-- Study material follows --

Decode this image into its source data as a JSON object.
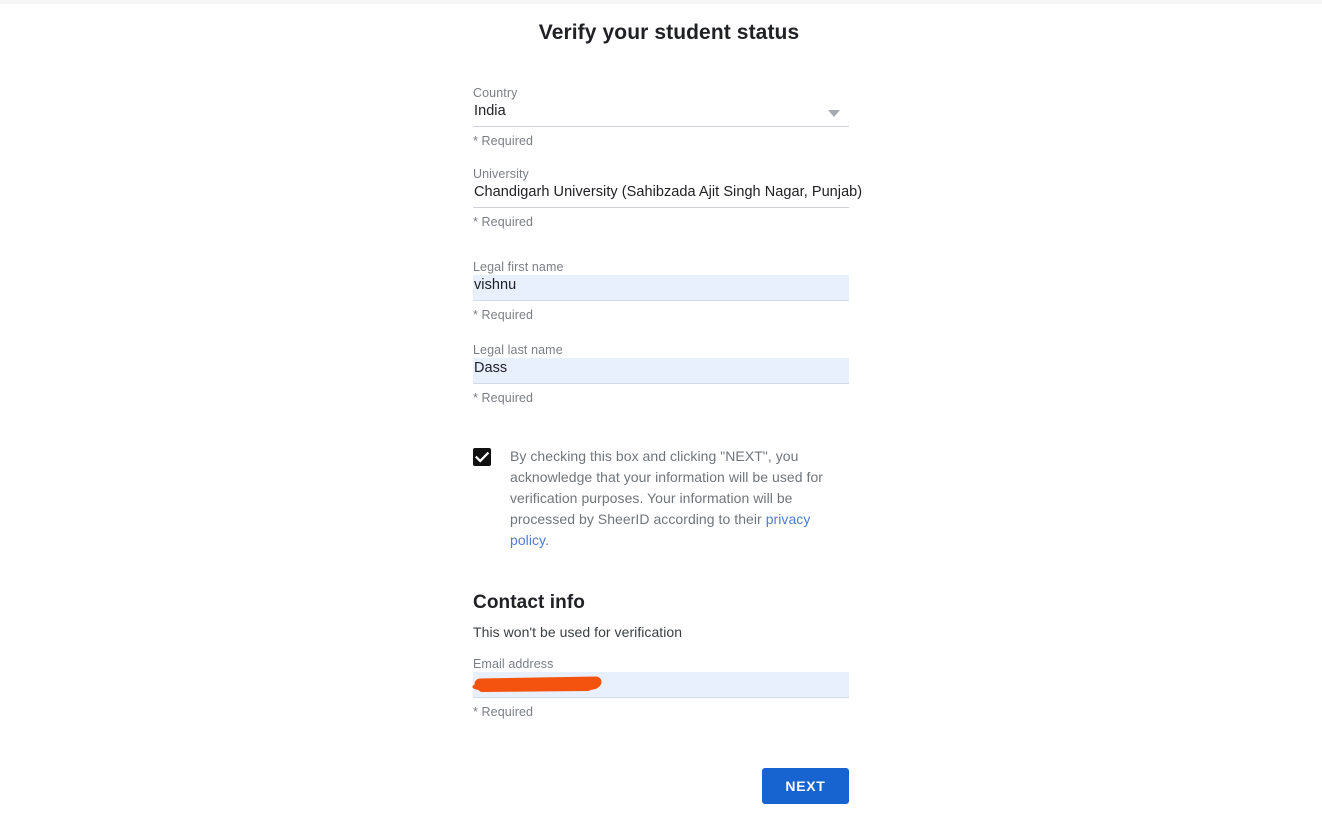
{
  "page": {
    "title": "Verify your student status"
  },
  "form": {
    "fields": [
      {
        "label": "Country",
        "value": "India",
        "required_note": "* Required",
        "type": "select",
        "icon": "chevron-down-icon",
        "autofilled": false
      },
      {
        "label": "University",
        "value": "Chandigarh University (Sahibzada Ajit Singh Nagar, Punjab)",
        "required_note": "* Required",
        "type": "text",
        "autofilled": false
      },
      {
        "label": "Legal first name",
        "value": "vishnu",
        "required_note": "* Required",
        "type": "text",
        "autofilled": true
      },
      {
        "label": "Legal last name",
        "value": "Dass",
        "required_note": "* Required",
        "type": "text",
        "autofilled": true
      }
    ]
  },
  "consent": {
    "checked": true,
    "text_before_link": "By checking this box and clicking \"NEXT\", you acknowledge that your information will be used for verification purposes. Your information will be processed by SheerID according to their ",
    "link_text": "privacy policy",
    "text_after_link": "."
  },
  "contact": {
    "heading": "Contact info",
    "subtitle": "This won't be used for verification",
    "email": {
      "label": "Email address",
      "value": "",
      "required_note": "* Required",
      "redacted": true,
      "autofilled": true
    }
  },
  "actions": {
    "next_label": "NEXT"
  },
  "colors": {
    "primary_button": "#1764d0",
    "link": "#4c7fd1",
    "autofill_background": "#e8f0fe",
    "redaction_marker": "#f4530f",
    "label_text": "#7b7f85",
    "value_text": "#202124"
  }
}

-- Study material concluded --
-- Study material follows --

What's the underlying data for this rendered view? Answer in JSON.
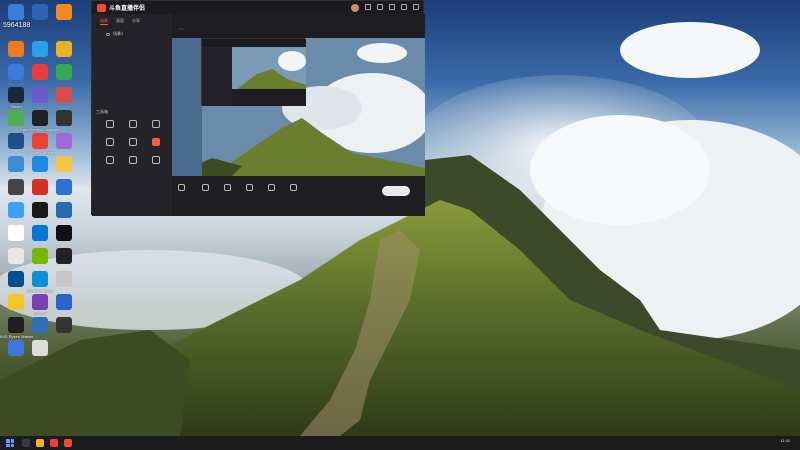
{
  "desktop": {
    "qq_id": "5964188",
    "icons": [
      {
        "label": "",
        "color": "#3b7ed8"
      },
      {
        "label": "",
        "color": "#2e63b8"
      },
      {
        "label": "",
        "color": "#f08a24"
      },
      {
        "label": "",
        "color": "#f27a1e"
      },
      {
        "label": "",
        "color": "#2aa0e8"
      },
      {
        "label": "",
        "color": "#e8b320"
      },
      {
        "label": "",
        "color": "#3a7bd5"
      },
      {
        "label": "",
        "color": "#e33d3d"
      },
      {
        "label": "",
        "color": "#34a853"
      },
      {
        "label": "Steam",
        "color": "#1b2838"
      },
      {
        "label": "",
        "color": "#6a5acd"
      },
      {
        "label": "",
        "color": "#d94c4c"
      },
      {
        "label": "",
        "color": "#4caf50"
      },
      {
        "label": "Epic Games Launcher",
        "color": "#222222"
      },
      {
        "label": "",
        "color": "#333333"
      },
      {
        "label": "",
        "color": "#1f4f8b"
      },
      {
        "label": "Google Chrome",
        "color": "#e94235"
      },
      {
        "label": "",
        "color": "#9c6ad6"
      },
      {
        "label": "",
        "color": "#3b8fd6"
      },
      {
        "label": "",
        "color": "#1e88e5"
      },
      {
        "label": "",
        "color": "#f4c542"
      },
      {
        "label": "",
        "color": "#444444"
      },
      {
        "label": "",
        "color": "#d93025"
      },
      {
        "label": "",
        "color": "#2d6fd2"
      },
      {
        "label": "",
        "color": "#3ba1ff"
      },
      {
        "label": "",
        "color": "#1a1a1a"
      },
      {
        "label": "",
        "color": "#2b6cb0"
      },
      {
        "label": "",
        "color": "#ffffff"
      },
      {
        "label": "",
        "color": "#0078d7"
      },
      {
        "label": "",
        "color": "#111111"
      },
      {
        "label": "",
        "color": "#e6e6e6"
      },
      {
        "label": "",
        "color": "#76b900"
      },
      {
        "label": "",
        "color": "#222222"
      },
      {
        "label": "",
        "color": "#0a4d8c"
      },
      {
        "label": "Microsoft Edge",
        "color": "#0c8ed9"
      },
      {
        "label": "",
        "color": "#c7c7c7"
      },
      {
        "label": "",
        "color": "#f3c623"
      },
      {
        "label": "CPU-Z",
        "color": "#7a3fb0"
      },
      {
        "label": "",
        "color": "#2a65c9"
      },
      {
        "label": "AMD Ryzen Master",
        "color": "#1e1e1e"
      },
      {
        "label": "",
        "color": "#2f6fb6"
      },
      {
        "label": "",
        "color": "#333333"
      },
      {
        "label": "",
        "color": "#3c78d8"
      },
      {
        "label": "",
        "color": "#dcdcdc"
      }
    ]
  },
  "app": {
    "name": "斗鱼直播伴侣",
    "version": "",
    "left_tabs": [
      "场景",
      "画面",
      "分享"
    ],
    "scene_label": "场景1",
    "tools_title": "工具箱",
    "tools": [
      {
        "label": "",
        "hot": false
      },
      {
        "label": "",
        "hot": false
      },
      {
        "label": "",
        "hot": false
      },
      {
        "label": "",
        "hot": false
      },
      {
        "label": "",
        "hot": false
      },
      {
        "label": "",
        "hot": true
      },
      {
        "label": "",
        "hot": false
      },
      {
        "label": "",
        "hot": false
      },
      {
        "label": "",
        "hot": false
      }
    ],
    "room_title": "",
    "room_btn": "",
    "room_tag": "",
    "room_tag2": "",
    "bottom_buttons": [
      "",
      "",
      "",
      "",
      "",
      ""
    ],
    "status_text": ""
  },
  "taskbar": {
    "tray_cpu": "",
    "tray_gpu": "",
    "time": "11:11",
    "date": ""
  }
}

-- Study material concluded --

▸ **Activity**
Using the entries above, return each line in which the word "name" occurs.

▸ **Response**
        "label": "Legal first name",
        "label": "Legal last name",
    "name": "斗鱼直播伴侣",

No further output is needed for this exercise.